**What to work on**
Your response should be every line from the entries that includes the string "icon".

[Exercise data Boundary: Start]

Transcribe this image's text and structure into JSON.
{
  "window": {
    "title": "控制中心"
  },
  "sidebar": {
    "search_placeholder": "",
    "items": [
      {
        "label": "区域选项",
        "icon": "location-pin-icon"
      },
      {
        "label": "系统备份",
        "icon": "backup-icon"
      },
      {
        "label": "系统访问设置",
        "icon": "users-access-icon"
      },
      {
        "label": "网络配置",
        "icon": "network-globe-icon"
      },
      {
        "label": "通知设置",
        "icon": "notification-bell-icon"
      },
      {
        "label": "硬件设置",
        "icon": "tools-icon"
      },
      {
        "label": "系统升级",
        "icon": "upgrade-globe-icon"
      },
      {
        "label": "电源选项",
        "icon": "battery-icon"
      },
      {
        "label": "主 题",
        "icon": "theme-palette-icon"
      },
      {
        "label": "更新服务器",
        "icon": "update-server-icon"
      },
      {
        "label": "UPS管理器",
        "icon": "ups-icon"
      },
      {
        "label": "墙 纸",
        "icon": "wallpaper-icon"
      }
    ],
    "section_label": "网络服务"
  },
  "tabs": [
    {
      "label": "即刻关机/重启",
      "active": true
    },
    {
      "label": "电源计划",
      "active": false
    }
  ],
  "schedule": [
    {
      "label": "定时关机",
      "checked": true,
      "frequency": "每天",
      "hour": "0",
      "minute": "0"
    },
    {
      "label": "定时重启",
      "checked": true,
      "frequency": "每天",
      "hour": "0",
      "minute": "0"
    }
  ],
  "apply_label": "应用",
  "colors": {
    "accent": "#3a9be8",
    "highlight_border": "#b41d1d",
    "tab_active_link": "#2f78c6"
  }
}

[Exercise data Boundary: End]

**Solution for this task**
        "icon": "location-pin-icon"
        "icon": "backup-icon"
        "icon": "users-access-icon"
        "icon": "network-globe-icon"
        "icon": "notification-bell-icon"
        "icon": "tools-icon"
        "icon": "upgrade-globe-icon"
        "icon": "battery-icon"
        "icon": "theme-palette-icon"
        "icon": "update-server-icon"
        "icon": "ups-icon"
        "icon": "wallpaper-icon"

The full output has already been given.